Whatever Happened to P2P?

With all of the excitement around online video and distributing digital content, you’d think peer-to-peer systems would be smack in the middle of things. But yesterday, when we visited a small conference for P2P companies, there was little of the excitement found elsewhere in the industry. It seems P2P, despite its being both efficient and entrenched, is still sorely in need of a business model.
At the conference, lawyers and an MPAA rep spoke of harsher legal precedents for hosting unauthorized content; CacheLogic and BigChampagne reiterated that P2P traffic is growing; Kontiki (now owned by VeriSign) said its long-planned distribution deal with the BBC still won’t be live till next year.
There was a token guy bragging about a new anonymous open P2P network, and a bunch of people talking about using advertising and marketing tools to support filesharing (we wrote about another such effort, Skyrider, yesterday). Sony exec Mitch Singer stopped by to discuss an multi-device token system for using your own content that he says he’s been working on for four years.
The legit P2P efforts such as StreamCast, iMesh, Mashboxx, and Wurld Media were apparently not in attendance. They didn’t come up in conversation except to contemplate StreamCast’s recent court loss (over an older version of its software).
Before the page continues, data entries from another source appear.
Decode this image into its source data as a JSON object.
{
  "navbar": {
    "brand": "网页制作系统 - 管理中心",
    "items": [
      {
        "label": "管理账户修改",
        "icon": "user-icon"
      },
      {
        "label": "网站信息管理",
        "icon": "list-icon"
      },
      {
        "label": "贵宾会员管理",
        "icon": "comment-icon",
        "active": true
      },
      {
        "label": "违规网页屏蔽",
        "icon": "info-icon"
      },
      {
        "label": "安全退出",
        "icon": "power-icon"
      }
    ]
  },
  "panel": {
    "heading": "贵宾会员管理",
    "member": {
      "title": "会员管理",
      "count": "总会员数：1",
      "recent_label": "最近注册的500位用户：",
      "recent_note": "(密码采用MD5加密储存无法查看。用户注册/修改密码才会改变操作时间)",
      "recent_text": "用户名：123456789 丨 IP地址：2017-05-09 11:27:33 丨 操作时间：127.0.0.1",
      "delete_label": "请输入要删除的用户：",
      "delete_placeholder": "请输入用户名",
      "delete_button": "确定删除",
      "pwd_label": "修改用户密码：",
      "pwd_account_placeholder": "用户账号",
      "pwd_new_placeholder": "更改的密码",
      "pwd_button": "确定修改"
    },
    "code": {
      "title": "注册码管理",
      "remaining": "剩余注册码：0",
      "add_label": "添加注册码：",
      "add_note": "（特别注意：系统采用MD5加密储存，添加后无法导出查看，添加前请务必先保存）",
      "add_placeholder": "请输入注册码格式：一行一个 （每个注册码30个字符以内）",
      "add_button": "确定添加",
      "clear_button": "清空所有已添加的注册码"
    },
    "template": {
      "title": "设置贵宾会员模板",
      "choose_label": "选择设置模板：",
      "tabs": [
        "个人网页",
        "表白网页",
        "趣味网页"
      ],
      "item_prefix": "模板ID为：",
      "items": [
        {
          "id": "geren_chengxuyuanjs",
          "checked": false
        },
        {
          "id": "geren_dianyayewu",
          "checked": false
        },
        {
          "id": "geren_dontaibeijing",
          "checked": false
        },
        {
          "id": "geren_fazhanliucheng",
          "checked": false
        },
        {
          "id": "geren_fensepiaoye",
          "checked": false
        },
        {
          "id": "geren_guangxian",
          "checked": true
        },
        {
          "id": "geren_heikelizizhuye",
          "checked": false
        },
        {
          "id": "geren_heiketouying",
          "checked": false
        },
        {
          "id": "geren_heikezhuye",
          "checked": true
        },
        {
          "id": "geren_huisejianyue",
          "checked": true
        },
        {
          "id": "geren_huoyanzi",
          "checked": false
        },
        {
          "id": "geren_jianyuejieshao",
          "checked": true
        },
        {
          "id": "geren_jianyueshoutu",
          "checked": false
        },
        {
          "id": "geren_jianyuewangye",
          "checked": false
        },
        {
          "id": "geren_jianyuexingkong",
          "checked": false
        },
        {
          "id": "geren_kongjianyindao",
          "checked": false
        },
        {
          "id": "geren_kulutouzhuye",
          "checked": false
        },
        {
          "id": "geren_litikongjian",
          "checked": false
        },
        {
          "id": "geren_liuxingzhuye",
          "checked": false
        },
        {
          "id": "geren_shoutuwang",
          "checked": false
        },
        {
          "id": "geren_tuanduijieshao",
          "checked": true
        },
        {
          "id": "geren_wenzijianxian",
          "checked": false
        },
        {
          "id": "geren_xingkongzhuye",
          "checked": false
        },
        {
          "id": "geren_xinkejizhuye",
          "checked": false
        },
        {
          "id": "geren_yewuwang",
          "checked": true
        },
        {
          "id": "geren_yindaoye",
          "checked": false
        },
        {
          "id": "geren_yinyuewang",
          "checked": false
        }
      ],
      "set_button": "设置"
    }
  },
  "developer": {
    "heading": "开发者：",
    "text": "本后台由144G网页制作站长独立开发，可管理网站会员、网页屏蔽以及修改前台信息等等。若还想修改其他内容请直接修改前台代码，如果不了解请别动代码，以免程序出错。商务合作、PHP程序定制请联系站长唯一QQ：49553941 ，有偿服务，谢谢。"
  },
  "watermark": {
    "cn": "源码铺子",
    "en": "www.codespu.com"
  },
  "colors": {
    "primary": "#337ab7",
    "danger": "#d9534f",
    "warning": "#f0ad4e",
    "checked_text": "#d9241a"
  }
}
Meanwhile, away from the conference, BitTorrent announced some small deals to incorporate its software into routers and said its long-planned big content store also won’t be up till next year. Same old, same old. What happened, guys? How come P2P didn’t get to come to the party?